A collection of diplomas and certifications adorn the walls of Etienne Nikiema‘s office at the Jewish General Hospital, all neatly framed and evenly arranged. Yet more certificates are stashed in his cabinet drawer. At Mr. Nikiema’s home, prized reading material includes a set of Larousse dictionaries and encyclopedias.
“I love discovering,” says the manager at the JGH Radiology Department. “I believe that studying opens your spirit.”
Mr. Nikiema’s traces his high regard for learning to his upbringing in Burkina Faso, a small country in West Africa. “There, it’s valued to be educated,” he explains. “In Africa, it’s often the best way climb the social ladder. But there are less opportunities.”
After earning a diploma in Radio-Diagnostics, a certificate in Finance and Accounting, and a Master’s degree in Management Sciences in Burkina Faso, in 2007 Mr. Nikiema emigrated to Montreal.
“I had a desire for adventure,” he says. “North America intrigued me, but Canada even more so because it’s bilingual.” French is his first language, so Montreal was a natural option.
Since his arrival, Mr. Nikiema hasn’t stopped learning. He earned a Master’s degree in Healthcare Management from the University of Montreal in 2015, and last year, a certification from the McGill Executive Institute in Leadership in Healthcare. He is also Lean Six Sigma green belt certified from the McGill Executive Institute.
“I’m always looking for programs or courses that can bring value to my job as a manager in healthcare,” he says.

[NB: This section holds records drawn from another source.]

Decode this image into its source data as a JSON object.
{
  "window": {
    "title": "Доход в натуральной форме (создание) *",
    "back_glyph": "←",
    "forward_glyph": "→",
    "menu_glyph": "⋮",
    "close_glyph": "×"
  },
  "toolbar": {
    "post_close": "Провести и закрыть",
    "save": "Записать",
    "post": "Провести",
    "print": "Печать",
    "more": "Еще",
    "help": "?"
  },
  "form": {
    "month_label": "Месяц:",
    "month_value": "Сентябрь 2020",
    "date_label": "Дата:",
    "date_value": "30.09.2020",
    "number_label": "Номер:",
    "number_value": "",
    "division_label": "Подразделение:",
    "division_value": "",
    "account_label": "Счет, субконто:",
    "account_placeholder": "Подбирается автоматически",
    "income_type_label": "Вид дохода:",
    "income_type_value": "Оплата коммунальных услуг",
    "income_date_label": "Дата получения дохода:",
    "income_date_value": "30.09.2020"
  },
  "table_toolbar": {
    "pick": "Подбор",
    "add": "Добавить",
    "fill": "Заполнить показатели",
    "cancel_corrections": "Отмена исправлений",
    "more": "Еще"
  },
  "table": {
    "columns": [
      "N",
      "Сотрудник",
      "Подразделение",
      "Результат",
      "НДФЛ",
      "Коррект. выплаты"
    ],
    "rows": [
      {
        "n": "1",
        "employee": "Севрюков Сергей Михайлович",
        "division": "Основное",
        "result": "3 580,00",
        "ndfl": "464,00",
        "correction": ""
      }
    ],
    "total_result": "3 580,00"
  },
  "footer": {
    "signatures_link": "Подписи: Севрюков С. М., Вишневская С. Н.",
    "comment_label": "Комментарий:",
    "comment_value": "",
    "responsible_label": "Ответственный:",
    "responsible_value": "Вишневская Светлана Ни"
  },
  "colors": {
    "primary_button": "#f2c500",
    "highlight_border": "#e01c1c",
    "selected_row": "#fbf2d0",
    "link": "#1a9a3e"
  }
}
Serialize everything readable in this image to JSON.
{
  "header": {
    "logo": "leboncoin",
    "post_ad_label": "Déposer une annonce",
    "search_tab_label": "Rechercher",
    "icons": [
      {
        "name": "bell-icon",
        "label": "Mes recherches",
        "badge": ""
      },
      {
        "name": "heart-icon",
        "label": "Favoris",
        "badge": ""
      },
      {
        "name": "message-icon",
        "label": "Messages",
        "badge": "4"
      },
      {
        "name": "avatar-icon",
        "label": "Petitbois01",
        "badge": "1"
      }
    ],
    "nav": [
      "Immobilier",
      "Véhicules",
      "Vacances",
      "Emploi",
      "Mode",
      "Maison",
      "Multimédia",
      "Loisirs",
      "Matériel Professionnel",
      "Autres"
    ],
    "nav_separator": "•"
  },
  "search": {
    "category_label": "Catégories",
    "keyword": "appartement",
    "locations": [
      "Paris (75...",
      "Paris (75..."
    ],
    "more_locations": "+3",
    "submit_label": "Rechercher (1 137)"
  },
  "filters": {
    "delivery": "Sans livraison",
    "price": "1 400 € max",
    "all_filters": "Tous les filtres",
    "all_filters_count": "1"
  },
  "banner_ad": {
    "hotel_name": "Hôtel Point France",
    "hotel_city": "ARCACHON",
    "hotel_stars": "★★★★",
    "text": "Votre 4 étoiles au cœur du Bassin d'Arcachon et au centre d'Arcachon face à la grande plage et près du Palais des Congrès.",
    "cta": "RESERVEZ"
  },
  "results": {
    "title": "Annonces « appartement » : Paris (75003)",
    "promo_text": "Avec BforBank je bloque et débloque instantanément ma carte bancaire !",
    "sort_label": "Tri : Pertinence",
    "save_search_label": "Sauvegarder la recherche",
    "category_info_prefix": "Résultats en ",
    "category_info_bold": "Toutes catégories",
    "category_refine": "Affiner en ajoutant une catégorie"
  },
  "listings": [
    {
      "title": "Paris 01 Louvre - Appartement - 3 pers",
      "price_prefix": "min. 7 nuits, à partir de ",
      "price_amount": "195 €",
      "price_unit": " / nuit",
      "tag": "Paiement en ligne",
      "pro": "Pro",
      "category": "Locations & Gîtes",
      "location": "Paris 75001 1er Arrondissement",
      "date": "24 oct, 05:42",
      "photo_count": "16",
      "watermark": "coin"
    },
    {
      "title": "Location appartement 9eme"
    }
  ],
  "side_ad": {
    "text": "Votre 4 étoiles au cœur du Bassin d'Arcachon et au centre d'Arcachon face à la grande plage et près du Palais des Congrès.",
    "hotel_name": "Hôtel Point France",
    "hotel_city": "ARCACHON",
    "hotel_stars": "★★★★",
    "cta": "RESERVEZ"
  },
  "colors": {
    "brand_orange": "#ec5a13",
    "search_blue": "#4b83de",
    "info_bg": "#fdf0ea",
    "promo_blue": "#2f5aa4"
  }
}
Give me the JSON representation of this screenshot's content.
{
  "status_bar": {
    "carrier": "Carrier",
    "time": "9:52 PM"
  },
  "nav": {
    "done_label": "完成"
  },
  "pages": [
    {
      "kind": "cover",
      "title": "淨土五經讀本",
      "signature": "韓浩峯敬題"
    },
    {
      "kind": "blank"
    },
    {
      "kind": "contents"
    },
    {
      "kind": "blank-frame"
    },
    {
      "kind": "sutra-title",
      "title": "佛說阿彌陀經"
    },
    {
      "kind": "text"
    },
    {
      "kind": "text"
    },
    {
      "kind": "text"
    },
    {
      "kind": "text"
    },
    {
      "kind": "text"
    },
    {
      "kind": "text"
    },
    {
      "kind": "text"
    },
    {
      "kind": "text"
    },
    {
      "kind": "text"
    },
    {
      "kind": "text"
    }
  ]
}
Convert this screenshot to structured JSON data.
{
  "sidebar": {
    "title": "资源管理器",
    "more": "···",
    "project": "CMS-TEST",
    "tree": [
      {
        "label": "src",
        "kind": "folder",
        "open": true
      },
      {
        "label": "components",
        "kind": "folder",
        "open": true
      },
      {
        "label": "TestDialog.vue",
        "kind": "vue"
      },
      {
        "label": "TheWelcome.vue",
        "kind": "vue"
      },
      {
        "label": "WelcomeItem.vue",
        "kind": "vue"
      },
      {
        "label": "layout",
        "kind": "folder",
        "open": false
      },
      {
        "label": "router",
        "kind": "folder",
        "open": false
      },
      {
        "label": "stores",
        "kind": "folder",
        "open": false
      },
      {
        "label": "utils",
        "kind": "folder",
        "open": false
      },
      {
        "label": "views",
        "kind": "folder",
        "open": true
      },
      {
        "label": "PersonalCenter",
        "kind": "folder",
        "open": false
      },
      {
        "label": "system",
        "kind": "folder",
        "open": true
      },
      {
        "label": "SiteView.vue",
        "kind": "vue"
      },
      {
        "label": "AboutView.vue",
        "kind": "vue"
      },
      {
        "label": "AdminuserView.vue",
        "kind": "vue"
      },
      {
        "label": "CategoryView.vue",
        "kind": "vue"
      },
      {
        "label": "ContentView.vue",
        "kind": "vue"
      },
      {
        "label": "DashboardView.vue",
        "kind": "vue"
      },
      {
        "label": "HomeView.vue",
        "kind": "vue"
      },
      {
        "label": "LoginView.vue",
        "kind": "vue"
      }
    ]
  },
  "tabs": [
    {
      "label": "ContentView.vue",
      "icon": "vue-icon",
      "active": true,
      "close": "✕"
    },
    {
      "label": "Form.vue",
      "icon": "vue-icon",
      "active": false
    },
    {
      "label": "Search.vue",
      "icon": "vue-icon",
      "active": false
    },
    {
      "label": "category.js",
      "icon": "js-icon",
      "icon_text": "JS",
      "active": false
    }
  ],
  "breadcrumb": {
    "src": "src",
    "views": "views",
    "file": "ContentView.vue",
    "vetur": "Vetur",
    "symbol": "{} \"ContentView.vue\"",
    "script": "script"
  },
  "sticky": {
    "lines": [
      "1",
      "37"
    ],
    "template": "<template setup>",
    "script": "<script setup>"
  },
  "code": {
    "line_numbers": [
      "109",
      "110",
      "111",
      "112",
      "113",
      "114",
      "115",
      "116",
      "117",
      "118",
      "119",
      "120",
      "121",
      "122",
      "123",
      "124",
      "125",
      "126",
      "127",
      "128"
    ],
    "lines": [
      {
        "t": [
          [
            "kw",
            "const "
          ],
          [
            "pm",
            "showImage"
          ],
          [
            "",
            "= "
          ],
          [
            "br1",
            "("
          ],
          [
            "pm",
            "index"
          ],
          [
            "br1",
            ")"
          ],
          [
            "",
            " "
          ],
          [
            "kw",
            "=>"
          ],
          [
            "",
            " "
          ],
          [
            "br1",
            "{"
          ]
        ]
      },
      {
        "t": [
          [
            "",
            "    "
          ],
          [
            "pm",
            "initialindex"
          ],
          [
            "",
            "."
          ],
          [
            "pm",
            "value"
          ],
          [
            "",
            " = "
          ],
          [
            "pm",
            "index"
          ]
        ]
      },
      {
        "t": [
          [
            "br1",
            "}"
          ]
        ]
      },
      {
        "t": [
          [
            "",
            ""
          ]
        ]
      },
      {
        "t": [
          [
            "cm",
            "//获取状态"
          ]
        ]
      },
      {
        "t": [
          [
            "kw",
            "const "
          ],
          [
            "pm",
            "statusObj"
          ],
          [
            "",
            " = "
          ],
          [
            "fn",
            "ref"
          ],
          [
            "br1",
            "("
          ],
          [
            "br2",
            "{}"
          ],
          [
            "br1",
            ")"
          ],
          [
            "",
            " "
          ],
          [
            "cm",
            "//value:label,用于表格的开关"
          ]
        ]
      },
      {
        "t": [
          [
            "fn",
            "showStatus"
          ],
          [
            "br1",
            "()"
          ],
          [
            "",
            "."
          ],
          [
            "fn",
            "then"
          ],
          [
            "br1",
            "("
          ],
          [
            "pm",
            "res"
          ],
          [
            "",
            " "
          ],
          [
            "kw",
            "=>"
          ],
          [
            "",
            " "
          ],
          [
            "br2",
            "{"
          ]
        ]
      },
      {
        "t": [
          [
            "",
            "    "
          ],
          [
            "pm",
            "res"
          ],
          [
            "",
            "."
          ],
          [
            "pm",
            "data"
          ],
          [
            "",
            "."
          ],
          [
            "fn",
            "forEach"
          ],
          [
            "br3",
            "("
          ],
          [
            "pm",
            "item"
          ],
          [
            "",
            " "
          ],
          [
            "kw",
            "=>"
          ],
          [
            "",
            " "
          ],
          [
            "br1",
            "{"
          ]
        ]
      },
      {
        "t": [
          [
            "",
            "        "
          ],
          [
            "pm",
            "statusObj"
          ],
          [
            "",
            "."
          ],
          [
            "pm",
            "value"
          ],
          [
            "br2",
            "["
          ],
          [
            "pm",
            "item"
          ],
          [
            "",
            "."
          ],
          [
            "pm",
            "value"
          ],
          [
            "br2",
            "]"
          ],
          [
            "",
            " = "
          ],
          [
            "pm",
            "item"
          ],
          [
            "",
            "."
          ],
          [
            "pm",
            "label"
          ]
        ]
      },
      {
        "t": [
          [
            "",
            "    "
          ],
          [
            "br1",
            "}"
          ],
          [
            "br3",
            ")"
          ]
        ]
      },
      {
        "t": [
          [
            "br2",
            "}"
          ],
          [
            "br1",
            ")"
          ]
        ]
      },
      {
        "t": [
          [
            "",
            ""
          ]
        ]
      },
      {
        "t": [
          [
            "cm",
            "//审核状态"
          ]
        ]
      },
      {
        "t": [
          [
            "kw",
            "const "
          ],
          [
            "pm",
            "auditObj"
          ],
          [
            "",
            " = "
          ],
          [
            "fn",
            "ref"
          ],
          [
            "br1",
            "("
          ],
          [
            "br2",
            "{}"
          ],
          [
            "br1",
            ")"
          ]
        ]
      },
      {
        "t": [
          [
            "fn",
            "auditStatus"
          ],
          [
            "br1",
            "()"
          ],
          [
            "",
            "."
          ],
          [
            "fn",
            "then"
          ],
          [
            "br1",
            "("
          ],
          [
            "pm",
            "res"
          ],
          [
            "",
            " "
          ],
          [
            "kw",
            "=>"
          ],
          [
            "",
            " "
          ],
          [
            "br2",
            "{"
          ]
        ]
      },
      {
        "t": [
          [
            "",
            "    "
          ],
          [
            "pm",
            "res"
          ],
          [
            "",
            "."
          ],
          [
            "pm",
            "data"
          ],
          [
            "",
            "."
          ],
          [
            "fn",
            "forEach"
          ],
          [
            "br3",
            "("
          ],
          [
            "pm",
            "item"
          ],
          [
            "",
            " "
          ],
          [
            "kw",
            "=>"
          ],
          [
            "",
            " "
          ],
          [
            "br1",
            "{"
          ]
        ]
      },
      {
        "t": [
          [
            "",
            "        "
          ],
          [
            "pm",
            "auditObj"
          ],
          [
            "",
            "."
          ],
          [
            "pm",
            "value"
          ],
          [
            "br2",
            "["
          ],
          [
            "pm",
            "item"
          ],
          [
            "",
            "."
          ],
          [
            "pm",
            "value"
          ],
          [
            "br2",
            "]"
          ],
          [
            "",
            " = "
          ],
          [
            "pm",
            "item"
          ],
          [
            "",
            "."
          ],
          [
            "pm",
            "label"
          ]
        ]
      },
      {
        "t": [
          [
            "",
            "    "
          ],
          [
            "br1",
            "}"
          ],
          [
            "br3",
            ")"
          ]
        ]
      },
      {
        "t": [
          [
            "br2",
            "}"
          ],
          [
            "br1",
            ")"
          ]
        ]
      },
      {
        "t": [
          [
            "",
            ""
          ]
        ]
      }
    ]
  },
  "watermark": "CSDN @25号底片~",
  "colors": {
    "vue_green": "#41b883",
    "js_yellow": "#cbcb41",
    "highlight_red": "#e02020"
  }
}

Mr. Nikiema is responsible for the MRI, CT Scan and Interventional Radiology divisions within the JGH Radiology Department, with more than 30 employees. His approach as a manager is simple: humanistic and patient-focused.
“I really like being on the ground, because that’s where I came from,” says Mr. Nikiema, who worked as a medical imaging technologist for 18 years. “It’s important for me to remain close to my team and the patients. When I’m with a patient, I’m not dealing with a number, but a person who is coming for a service.”
When he began his role in November 2016, the average wait time for an MRI was more than a year. Today, the average is down to three months, or two weeks for cases that do not require contrast infusion.
But such accomplishments don’t come without challenges, and Mr. Nikiema believes it’s the difficult situations that really enable him and his team to learn, grow and impact the lives of patients.
“You can serve 150 patients where it’s business as usual, but it’s in solving the tough problem with that one patient where you feel like you’ve really made a difference,” he notes.
He recalls one incident involving a patient who did not show up for several appointments. Ministerial policy dictates that after a certain number of missed appointments, the patient and referring physician are informed that the patient will be removed from the waiting list.
Initially unable to reach the patient, Mr. Nikiema did some searching and found the contact information of their long-term care site. He discovered that the individual was disabled, recovering from brain surgery, and unaware of ever having booked or missed appointments. Mr. Nikiema made arrangements with the facility to transport the resident, and to have them accompanied and examined at the hospital.
“There is always a context that you have to take into account. You never know what the patient is dealing with,” Mr. Nikiema says. “When you take the time to go the extra mile, you get real satisfaction. If we’re able to offer our best service to the patient, we must do it.”
His team must also be empowered to provide excellent care, he adds. Part of that involves including them in project development and discussion.
“I might have a good solution for a problem, but their ideas open the door to new possibilities. At the end of the day, they are the ones doing the work on the ground.”
When Mr. Nikiema arrives each morning, he does a tour of the team. Whether he’s making them laugh or resolving a problem before patients arrive, he’s there for support.
”I feel like I have respect from my team because I’ve done what they’ve done,” he notes. “They feel understood, because I can relate to the demands of their work.” As much as providing feedback and giving thanks is vital, he also regularly asks for comments from his team about his own work.
“If I have an interaction or a relationship with someone—be it a member of my team or a patient—it’s important to me above all else that they feel valued.”
To nominate a member of CIUSSS West-Central Montreal staff who goes above and beyond the call of duty, contact Laure-Elise Singer at firstname.lastname@example.org.